Islamabad - The team involves researchers from the Rosalind Franklin Institute, Oxford University, Diamond Light Source and Public Health England.

They hope the antibodies – known as nanobodies due to their small size – could eventually be developed as a treatment for patients with severe COVID-19. Llamas, camels and alpacas naturally produce quantities of small antibodies with a simpler structure that can be turned into nanobodies. The team engineered their new nanobodies using a collection of antibodies taken from llama blood cells.

They have shown that the nanobodies bind tightly to the spike protein of the SARS-CoV-2 virus, blocking it from entering human cells and stopping infection.

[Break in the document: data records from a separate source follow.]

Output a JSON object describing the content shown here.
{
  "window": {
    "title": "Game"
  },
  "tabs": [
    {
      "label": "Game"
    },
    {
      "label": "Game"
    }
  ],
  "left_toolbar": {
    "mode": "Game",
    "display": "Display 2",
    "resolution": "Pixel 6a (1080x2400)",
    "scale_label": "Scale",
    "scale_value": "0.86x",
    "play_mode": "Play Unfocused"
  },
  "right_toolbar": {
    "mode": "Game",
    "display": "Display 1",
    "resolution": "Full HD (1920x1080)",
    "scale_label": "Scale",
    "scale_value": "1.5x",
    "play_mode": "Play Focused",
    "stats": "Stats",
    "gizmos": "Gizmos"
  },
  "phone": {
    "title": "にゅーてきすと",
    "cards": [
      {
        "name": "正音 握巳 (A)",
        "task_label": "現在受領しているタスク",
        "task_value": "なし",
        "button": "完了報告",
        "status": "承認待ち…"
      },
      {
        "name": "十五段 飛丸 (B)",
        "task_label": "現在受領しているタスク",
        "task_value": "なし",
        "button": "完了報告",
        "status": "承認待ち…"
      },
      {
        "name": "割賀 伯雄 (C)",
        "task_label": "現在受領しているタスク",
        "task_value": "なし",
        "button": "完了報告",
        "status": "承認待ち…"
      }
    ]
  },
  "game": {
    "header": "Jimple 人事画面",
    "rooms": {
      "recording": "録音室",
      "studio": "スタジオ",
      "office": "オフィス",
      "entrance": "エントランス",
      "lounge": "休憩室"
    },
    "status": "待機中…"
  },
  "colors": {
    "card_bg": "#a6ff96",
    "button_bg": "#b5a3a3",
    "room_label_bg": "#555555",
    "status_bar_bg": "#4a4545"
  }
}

Using advanced imaging with X-rays and electrons at Diamond Light Source and Oxford University, the team also identified that the nanobodies bind to the spike protein in a new and different way to other antibodies already discovered.